Ramona’s mother celebrated her 95th birthday the day we got back to Nicaragua. “I’m going to buy a toilet and have it installed in the house,” Ramona told me. “That way my poor mother won’t have to go out to the latrine in the mud during the rains.”

So, was the trip to El Salvador a success? Absolutely. – Becca

Friday, April 8, 2011

Battling asthma in Nueva Vida

Breathing in and out easily is not over-rated! As an asthmatic, I can attest to such. And…

Many of the poor have trouble getting a good breath. Asthma plagues the poor. Women suffer from chronic asthma because they have stood over poorly ventilated wood stoves for most of their lives cooking meals for their families. Older women who have never smoked a cigarette in their lives have emphysema.

Children really suffer. In the dry season (six months of no rain) wind blows dust and dirt into their tiny little homes. As cars and horse carts drive by – or even children playing ball in the street – dust billows. Like women, smoke from the wood stoves in their houses puts impurities into their tiny lungs, but not only from the stoves… smoke from burning trash (like used toilet paper and leaves) also makes it hard to breathe. Now add smoke from burning trash in the Ciudad Sandino dump – located right behind Nueva Vida – and you have tiny lungs in crisis.
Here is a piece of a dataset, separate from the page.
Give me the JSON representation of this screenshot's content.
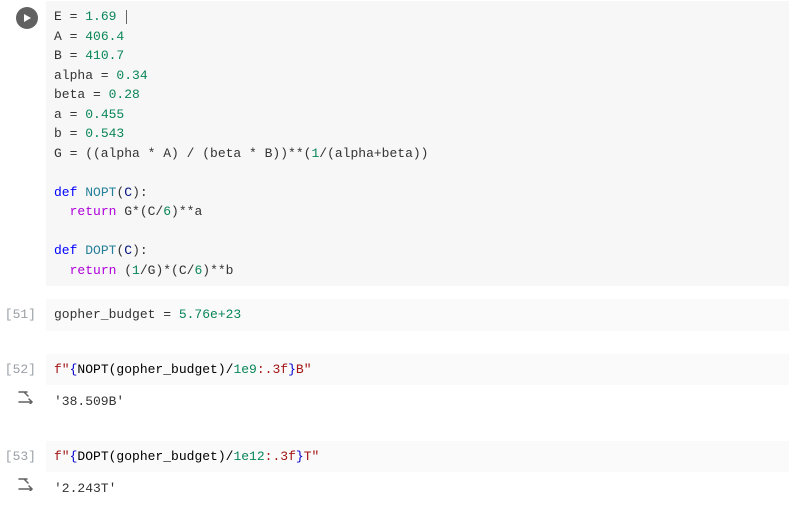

Our pediatrician does a great job caring for the children. Last year 76% of his patients were under the age of five and 20% were treated for asthma! With our renewed commitment to community health, word is spreading that the Nueva Vida clinic is filling a need with asthmatic children by giving comprehensive care.

In the clinic we have nebulizers going almost non-stop. Children are given expensive cortisone inhalers for long-term treatment when they need them (this is a rarity in clinics that serve the poor). Toilet paper rolls serve as spacers. Disposable plastic cups with an “X” cut in the bottom to push the inhaler through serves as masks for little ones to breathe in the medication.

Our general practitioner also treats adults with asthma. All patients are given follow-up visits to see how they are doing.

Now we are reaching out into the community. We have put nebulizers in the community in homes of health promoters who are willing to open their homes for asthmatic people to access the machines at night and on week-ends when the clinic is closed. We are working on ways to convince people to burn trash away from homes and ventilate their wood stoves better, but much of this takes funding as well as education.

Most of us take breathing for granted…oxygen is the element we need most consistently…like every few minutes! Helping children, women, and men breathe is helping to guarantee a basic human right, don’t you think? – Kathleen